(Website and app data records)
= Beginning of Section =

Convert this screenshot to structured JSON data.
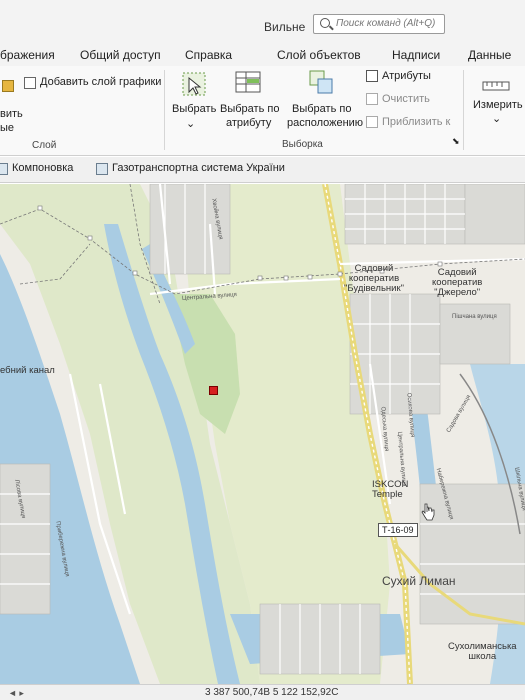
{
  "titlebar": {
    "title": "Вильне",
    "search_placeholder": "Поиск команд (Alt+Q)"
  },
  "tabs": [
    {
      "label": "бражения"
    },
    {
      "label": "Общий доступ"
    },
    {
      "label": "Справка"
    },
    {
      "label": "Слой объектов"
    },
    {
      "label": "Надписи"
    },
    {
      "label": "Данные"
    }
  ],
  "ribbon": {
    "add_graphics_layer": "Добавить слой графики",
    "left_partial_1": "вить",
    "left_partial_2": "ые",
    "layer_group": "Слой",
    "select": "Выбрать",
    "select_by_attr_1": "Выбрать по",
    "select_by_attr_2": "атрибуту",
    "select_by_loc_1": "Выбрать по",
    "select_by_loc_2": "расположению",
    "attributes": "Атрибуты",
    "clear": "Очистить",
    "zoom_to": "Приблизить к",
    "selection_group": "Выборка",
    "measure": "Измерить"
  },
  "view_tabs": [
    {
      "label": "Компоновка"
    },
    {
      "label": "Газотранспортна система України"
    }
  ],
  "map": {
    "labels": {
      "garden1_l1": "Садовий",
      "garden1_l2": "кооператив",
      "garden1_l3": "\"Будівельник\"",
      "garden2_l1": "Садовий",
      "garden2_l2": "кооператив",
      "garden2_l3": "\"Джерело\"",
      "canal": "ебний канал",
      "iskcon_l1": "ISKCON",
      "iskcon_l2": "Temple",
      "road_sign": "Т-16-09",
      "town": "Сухий Лиман",
      "school_l1": "Сухолиманська",
      "school_l2": "школа",
      "street_central": "Центральна вулиця",
      "street_pishchana": "Пiшчана вулиця",
      "street_khvoina": "Хвойна вулиця",
      "street_odeska": "Одеська вулиця",
      "street_central2": "Центральна вулиця",
      "street_osynova": "Осикова вулиця",
      "street_sadova": "Садова вулиця",
      "street_naberezhna": "Набережна вулиця",
      "street_lisova": "Лiсова вулиця",
      "street_pryberezhna": "Прибережна вулиця",
      "street_shkilna": "Шкiльна вулиця"
    }
  },
  "statusbar": {
    "coordinates": "3 387 500,74В 5 122 152,92С"
  },
  "colors": {
    "water": "#a9cce3",
    "park": "#c8dfb0",
    "land": "#eeece6",
    "railway": "#d9d27a"
  }
}
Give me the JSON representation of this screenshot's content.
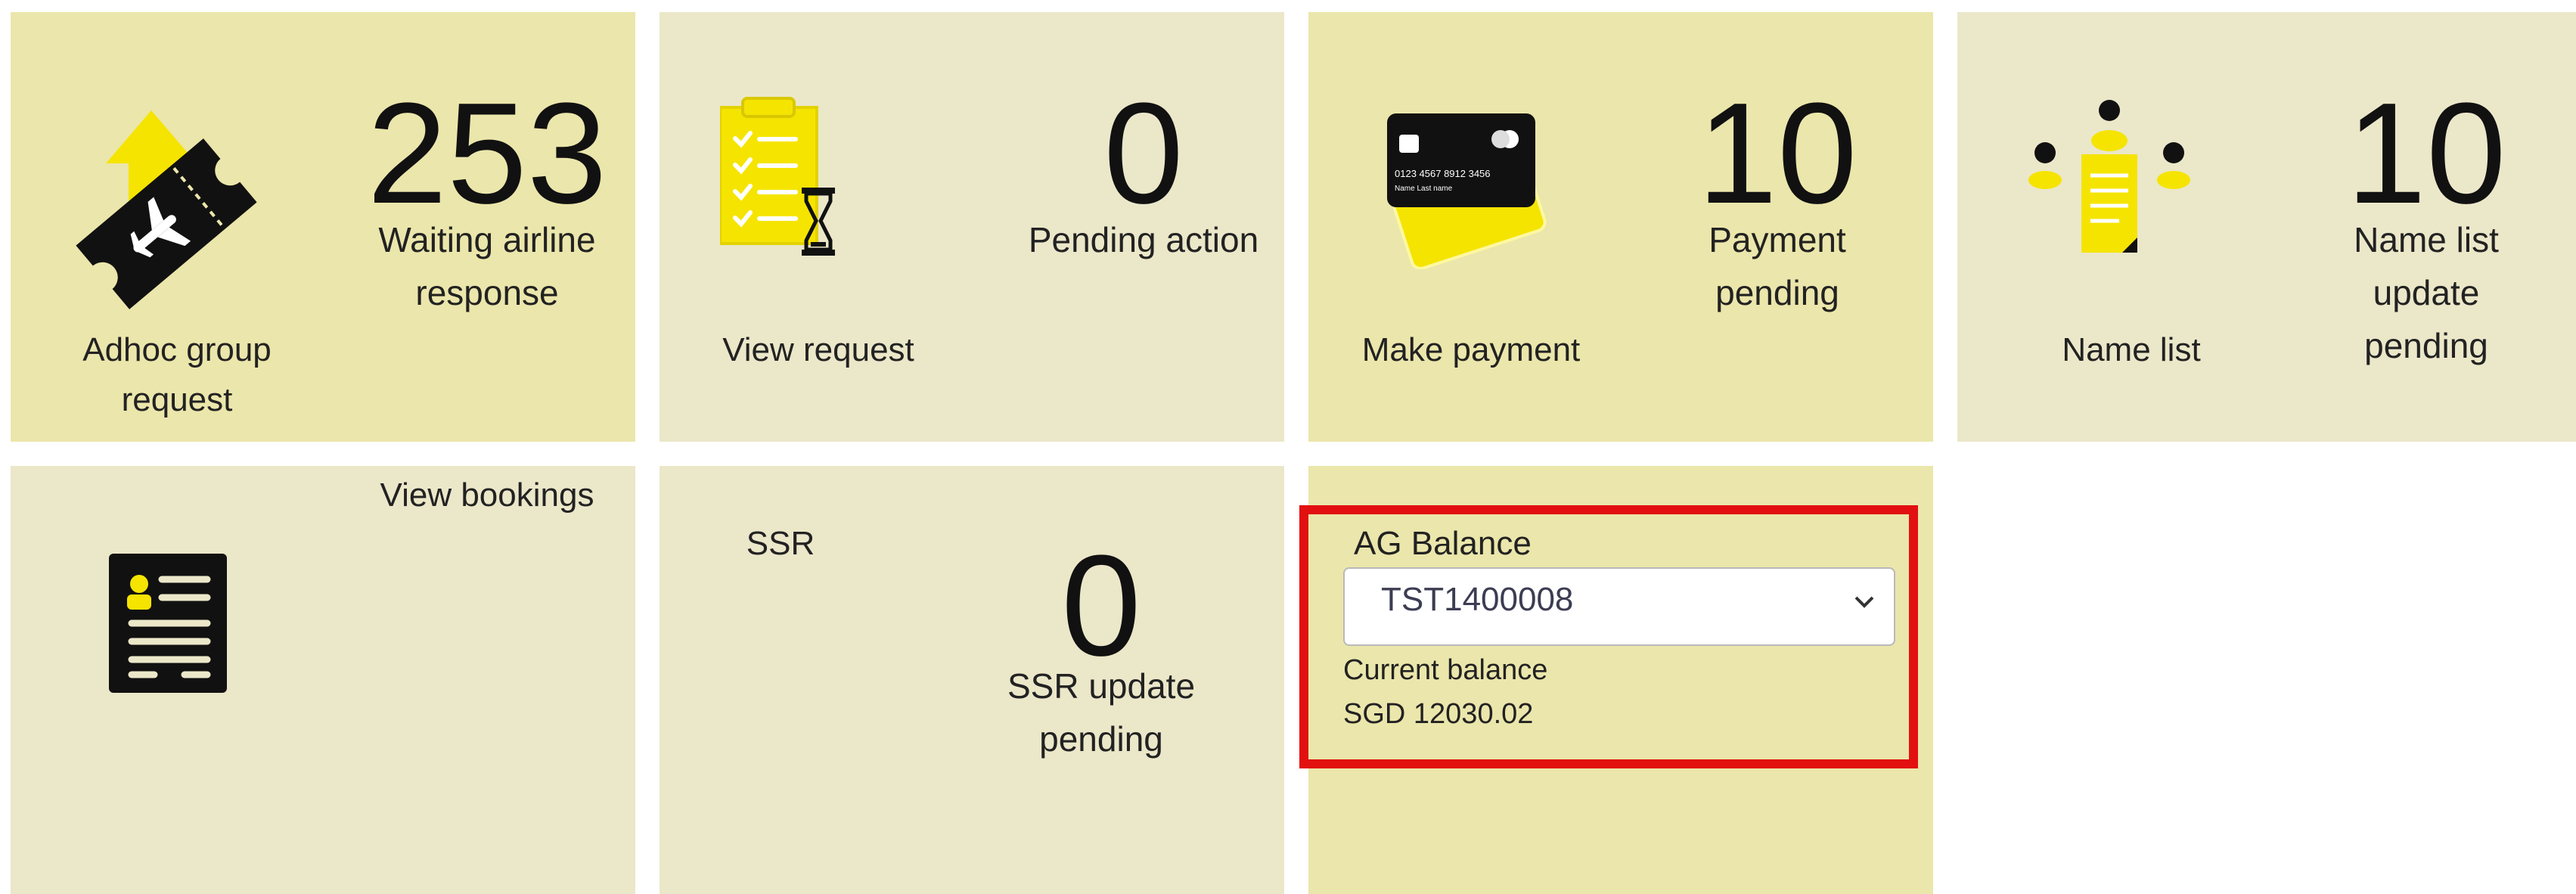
{
  "tiles": {
    "adhoc": {
      "count": "253",
      "status": "Waiting airline\nresponse",
      "label": "Adhoc group\nrequest",
      "icon": "ticket-icon"
    },
    "view_request": {
      "count": "0",
      "status": "Pending action",
      "label": "View request",
      "icon": "checklist-hourglass-icon"
    },
    "payment": {
      "count": "10",
      "status": "Payment\npending",
      "label": "Make payment",
      "icon": "credit-card-icon",
      "card_number": "0123 4567 8912 3456",
      "card_name": "Name  Last name"
    },
    "name_list": {
      "count": "10",
      "status": "Name list\nupdate\npending",
      "label": "Name list",
      "icon": "people-document-icon"
    },
    "bookings": {
      "label": "View bookings",
      "icon": "booking-document-icon"
    },
    "ssr": {
      "label": "SSR",
      "count": "0",
      "status": "SSR update\npending"
    }
  },
  "ag_balance": {
    "title": "AG Balance",
    "selected_account": "TST1400008",
    "balance_label": "Current balance",
    "balance_value": "SGD 12030.02"
  },
  "colors": {
    "tile_yellow": "#ebe6ab",
    "tile_beige": "#ebe7c9",
    "icon_yellow": "#f5e400",
    "highlight_red": "#e21010"
  }
}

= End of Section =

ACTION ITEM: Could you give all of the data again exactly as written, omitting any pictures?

RESPONSE AREA:
Convert this screenshot to structured JSON data.
{
  "titlebar": {
    "title": "Вильне",
    "search_placeholder": "Поиск команд (Alt+Q)"
  },
  "tabs": [
    {
      "label": "бражения"
    },
    {
      "label": "Общий доступ"
    },
    {
      "label": "Справка"
    },
    {
      "label": "Слой объектов"
    },
    {
      "label": "Надписи"
    },
    {
      "label": "Данные"
    }
  ],
  "ribbon": {
    "add_graphics_layer": "Добавить слой графики",
    "left_partial_1": "вить",
    "left_partial_2": "ые",
    "layer_group": "Слой",
    "select": "Выбрать",
    "select_by_attr_1": "Выбрать по",
    "select_by_attr_2": "атрибуту",
    "select_by_loc_1": "Выбрать по",
    "select_by_loc_2": "расположению",
    "attributes": "Атрибуты",
    "clear": "Очистить",
    "zoom_to": "Приблизить к",
    "selection_group": "Выборка",
    "measure": "Измерить"
  },
  "view_tabs": [
    {
      "label": "Компоновка"
    },
    {
      "label": "Газотранспортна система України"
    }
  ],
  "map": {
    "labels": {
      "garden1_l1": "Садовий",
      "garden1_l2": "кооператив",
      "garden1_l3": "\"Будівельник\"",
      "garden2_l1": "Садовий",
      "garden2_l2": "кооператив",
      "garden2_l3": "\"Джерело\"",
      "canal": "ебний канал",
      "iskcon_l1": "ISKCON",
      "iskcon_l2": "Temple",
      "road_sign": "Т-16-09",
      "town": "Сухий Лиман",
      "school_l1": "Сухолиманська",
      "school_l2": "школа",
      "street_central": "Центральна вулиця",
      "street_pishchana": "Пiшчана вулиця",
      "street_khvoina": "Хвойна вулиця",
      "street_odeska": "Одеська вулиця",
      "street_central2": "Центральна вулиця",
      "street_osynova": "Осикова вулиця",
      "street_sadova": "Садова вулиця",
      "street_naberezhna": "Набережна вулиця",
      "street_lisova": "Лiсова вулиця",
      "street_pryberezhna": "Прибережна вулиця",
      "street_shkilna": "Шкiльна вулиця"
    }
  },
  "statusbar": {
    "coordinates": "3 387 500,74В 5 122 152,92С"
  },
  "colors": {
    "water": "#a9cce3",
    "park": "#c8dfb0",
    "land": "#eeece6",
    "railway": "#d9d27a"
  }
}
Give me the JSON representation of this screenshot's content.
{
  "tiles": {
    "adhoc": {
      "count": "253",
      "status": "Waiting airline\nresponse",
      "label": "Adhoc group\nrequest",
      "icon": "ticket-icon"
    },
    "view_request": {
      "count": "0",
      "status": "Pending action",
      "label": "View request",
      "icon": "checklist-hourglass-icon"
    },
    "payment": {
      "count": "10",
      "status": "Payment\npending",
      "label": "Make payment",
      "icon": "credit-card-icon",
      "card_number": "0123 4567 8912 3456",
      "card_name": "Name  Last name"
    },
    "name_list": {
      "count": "10",
      "status": "Name list\nupdate\npending",
      "label": "Name list",
      "icon": "people-document-icon"
    },
    "bookings": {
      "label": "View bookings",
      "icon": "booking-document-icon"
    },
    "ssr": {
      "label": "SSR",
      "count": "0",
      "status": "SSR update\npending"
    }
  },
  "ag_balance": {
    "title": "AG Balance",
    "selected_account": "TST1400008",
    "balance_label": "Current balance",
    "balance_value": "SGD 12030.02"
  },
  "colors": {
    "tile_yellow": "#ebe6ab",
    "tile_beige": "#ebe7c9",
    "icon_yellow": "#f5e400",
    "highlight_red": "#e21010"
  }
}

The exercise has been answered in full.